- _Your instructions_: Return, from the material below, each line in which the word "value" is present.

- _Information given_:
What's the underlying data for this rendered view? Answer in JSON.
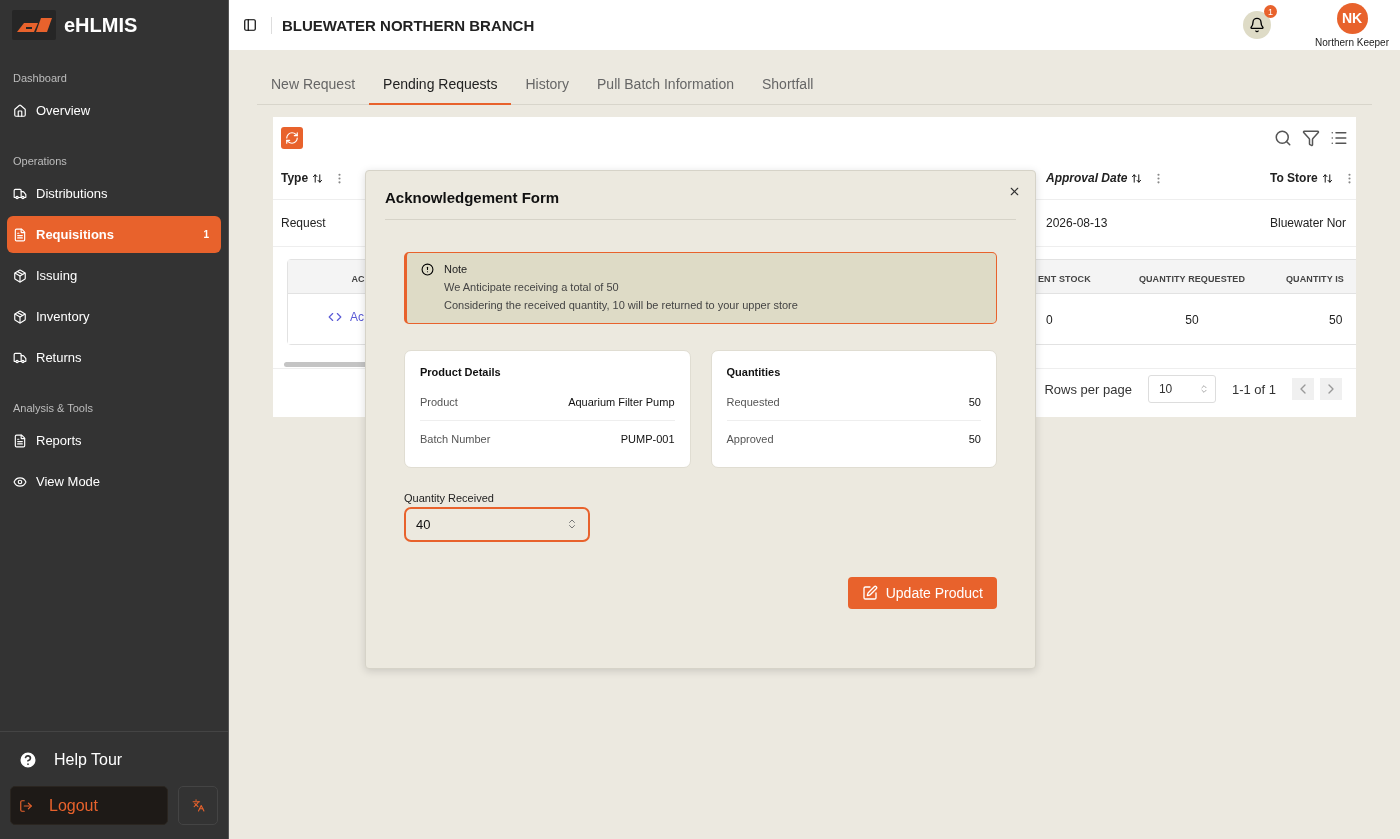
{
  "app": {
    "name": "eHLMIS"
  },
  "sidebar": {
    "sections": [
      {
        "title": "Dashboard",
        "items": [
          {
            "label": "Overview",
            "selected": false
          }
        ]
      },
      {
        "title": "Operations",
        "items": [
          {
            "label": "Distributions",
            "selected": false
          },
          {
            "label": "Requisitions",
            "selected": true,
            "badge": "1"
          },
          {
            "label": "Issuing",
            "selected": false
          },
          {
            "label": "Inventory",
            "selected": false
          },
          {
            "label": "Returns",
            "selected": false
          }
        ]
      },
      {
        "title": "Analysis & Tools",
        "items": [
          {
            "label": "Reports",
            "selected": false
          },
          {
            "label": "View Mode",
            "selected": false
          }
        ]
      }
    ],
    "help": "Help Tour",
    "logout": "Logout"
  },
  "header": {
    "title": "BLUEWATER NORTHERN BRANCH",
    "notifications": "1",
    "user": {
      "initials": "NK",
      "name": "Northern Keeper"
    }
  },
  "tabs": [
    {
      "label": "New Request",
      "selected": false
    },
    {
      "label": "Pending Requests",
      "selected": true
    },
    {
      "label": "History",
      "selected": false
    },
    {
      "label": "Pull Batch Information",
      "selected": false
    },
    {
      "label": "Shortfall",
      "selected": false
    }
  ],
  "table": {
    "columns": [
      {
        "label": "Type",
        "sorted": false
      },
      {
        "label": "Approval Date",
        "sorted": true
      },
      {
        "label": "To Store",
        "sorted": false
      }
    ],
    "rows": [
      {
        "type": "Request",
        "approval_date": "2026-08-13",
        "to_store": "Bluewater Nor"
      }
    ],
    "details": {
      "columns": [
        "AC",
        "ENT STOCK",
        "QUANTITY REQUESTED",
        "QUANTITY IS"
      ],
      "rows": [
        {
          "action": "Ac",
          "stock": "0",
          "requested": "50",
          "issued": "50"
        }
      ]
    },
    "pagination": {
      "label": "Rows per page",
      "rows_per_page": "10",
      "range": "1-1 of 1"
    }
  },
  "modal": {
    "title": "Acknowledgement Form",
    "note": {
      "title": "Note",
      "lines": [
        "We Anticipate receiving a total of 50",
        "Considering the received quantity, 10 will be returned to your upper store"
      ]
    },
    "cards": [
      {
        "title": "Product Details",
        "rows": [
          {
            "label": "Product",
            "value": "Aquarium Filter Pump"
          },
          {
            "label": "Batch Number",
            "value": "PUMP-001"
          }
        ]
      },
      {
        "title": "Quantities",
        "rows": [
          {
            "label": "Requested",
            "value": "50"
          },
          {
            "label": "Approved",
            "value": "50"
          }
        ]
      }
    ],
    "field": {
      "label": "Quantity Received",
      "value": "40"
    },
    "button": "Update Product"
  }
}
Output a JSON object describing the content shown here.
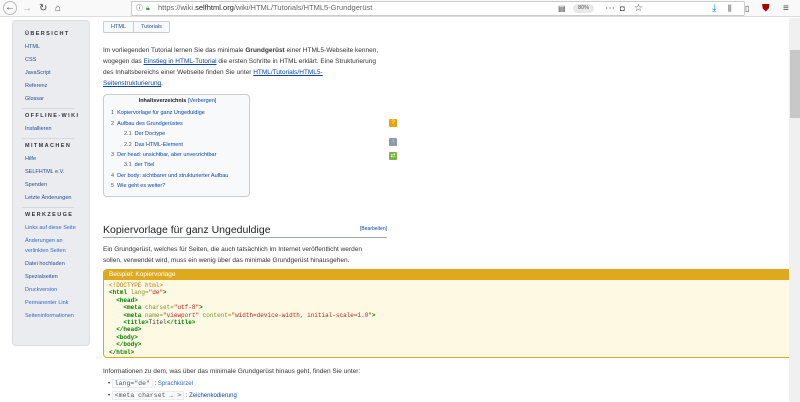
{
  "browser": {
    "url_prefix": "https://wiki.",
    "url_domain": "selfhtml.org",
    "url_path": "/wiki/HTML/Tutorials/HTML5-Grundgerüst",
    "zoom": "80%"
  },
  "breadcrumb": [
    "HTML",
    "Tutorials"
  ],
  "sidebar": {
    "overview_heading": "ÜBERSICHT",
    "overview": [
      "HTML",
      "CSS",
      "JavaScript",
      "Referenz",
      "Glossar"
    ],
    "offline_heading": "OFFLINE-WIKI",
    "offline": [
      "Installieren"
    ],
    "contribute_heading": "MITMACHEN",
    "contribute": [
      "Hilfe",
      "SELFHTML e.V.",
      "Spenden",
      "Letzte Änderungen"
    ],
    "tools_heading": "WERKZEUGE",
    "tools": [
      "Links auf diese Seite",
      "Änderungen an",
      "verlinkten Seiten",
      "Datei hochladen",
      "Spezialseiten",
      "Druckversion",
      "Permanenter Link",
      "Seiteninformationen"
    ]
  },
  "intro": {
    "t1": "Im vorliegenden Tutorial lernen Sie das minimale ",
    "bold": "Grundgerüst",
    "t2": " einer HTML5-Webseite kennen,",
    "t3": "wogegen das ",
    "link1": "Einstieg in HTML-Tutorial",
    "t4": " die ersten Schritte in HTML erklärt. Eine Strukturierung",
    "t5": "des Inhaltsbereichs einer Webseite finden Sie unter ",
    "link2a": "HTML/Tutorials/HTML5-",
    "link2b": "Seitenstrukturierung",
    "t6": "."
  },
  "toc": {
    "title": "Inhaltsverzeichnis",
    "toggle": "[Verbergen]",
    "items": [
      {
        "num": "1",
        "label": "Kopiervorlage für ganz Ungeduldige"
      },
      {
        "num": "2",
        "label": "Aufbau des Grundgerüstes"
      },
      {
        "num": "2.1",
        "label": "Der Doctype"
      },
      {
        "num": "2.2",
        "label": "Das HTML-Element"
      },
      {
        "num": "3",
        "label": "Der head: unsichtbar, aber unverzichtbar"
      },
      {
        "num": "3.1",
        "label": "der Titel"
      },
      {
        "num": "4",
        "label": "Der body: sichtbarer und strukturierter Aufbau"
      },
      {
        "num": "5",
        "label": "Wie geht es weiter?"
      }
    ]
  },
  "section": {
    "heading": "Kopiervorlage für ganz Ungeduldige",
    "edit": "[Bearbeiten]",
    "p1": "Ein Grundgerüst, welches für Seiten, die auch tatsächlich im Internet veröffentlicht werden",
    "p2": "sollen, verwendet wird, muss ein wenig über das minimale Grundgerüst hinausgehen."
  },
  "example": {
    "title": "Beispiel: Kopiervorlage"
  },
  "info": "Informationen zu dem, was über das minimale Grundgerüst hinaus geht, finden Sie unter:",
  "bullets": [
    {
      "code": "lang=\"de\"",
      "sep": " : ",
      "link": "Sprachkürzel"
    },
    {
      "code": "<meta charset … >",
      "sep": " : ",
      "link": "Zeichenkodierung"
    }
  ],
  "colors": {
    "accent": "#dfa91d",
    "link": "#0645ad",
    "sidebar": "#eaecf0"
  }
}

- _Your response_:
            "value": "Aquarium Filter Pump"
            "value": "PUMP-001"
            "value": "50"
            "value": "50"
      "value": "40"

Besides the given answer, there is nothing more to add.